Jeannine Williams smiles warmly as she welcomes a visitor into the Park Avenue pied-a-terre she designed for a client. The understated decor leaves the spotlight on the Empire State Building, which looms outside the floor-to-ceiling windows. But look more closely and the apartment's exquisite details come into view—the handsome couch and ottoman, the metal and wood bookcase that is at once substantial but open, and the airy, open-weave drapes that let in the stunning view.
All of these objects were custom made by Williams' handpicked band of of artisans—her cabinet maker in Bushwick, Brooklyn, her drapery woman on 47th Street and the Pennsylvania-based upholsterer she's worked with for twenty years. “Most of my relationships with my craftspeople are like that," says Williams, the owner of Jeannine Williams Design, the upscale interior design firm she started in 1991. “It's people I've been working with almost from the very beginning."
Relationships are at the heart of William's work—with her clients, many of whom are repeat customers, and especially with the network of artisans she relies on to deliver beautiful, unique furnishings tailored to her clients' specific needs and budgets. “As a small business, I like to employ artisans who do their own work and aren't big manufacturers," she says. “That's where the fun lies."
For Williams, design has been a lifelong passion. Growing up in the Midwest, her father was an avid woodworker. “I feel like there was just a lot of craftiness in my upbringing," she says. “I was always thinking about how I could make things better, taking things apart and putting them back together."
She went to design school and landed a job in New York handling projects for a renowned New York interior designer. “I learned so much from her," Williams says. “That's better than any education you could find—on the job, seeing the process, learning how to deal with clients, project management—you really cut your teeth."
Jeannine Williams, owner of Jeannine Williams Design
Williams didn't set out to start her own business. While working for the designer, she would take freelance assignments on the side to supplement her income. But when those outside projects kept growing, she decided to strike out on her own. Some of her early projects were featured prominently in design magazines, but her business has grown mainly through word of mouth.
She currently has a staff of two to help manage the six or seven projects she might be juggling at any one time. She tries not to go beyond that number to maintain a personal touch. “If you can't remember a client's design scheme, than you've overwhelmed yourself," Williams says.

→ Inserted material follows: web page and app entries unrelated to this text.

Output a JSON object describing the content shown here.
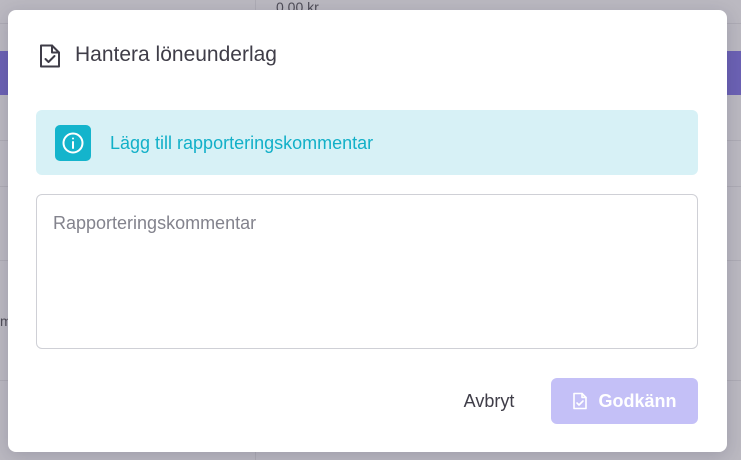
{
  "background": {
    "amount_text": "0,00 kr",
    "partial_text": "m"
  },
  "modal": {
    "title": "Hantera löneunderlag",
    "title_icon": "file-check-icon",
    "info_banner": {
      "icon": "info-circle-icon",
      "text": "Lägg till rapporteringskommentar"
    },
    "comment_field": {
      "placeholder": "Rapporteringskommentar",
      "value": ""
    },
    "buttons": {
      "cancel_label": "Avbryt",
      "approve_label": "Godkänn",
      "approve_icon": "file-check-icon",
      "approve_disabled": true
    }
  },
  "colors": {
    "primary": "#c4c0f7",
    "info_bg": "#d7f1f6",
    "info_accent": "#14b4cc",
    "text": "#3f3d48",
    "backdrop_band": "#6c62b4"
  }
}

Along the way, she has searched out and cultivated her network of suppliers. “It's easy once you establish that working relationship," she explains. “They know what you like. I know I can say to my cabinetmaker, 'Remember that bookcase we did?' and he knows exactly what I'm talking about and we can collaborate without having to start from zero. There's a lot of investment in working with these guys."
Like any business, Williams has had her up and downs—business has slowed during economic dips, most recently during the financial crisis that set off a steep plunge in home values. And managing cash flow was a struggle in the early days. At first, Williams floated purchases on her credit cards as she waited for clients to reimburse her. “It's been a lot of creative financing," she laughs. But several years ago, she began offering clients an opportunity to have all their purchases charged to their own cards. That gives them a level of transparency and control over the project they didn't have before, while freeing up Williams' resources.
For now, the economic worries have faded, and Williams is busy shuttling between her Park Avenue clients and their summer homes in the Hamptons, where she might be overseeing a design project or a move. And she's contemplating new ideas to grow her business.
How do you scale a high-touch business like design, especially if you're a designer like Williams who wants to be intimately involved in the details? Williams sees an opportunity to make her design expertise available to more people by offering a consultation service for DIY-oriented clients who would like some advice but cannot afford to hire her for a full blown project. “I love the idea of trying to make myself more accessible," she says.
But the best part of her job will always be collaborating with her quirky band of artisans to craft beautiful solutions for her high-end clients. Williams is clearly in her element during a visit with Joseph Carini, an artisan carpet maker that she discovered 20 years ago when he was working for a big-name carpet designer. Now the owner of his own boutique firm, he conceives each carpet and oversees its production in Nepal, where natural fibers like silk, wool and mohair saturated with plant-based dyes are woven by hand into one-of-a-kind creations.
“Synthetic colors are almost like flat notes, and these are like octaves," Carini explains, fingering a lushly hued carpet in his Tribeca showroom.
He and Williams fall into a familiar banter, discussing techniques, reminiscing about past projects they've worked on together and generally finishing each other's sentences. “Isn't this amazing?" Williams explains, her easy laugh ringing out. “I don't even bother looking at rugs anymore. I just say, 'Let's go see Joe.'"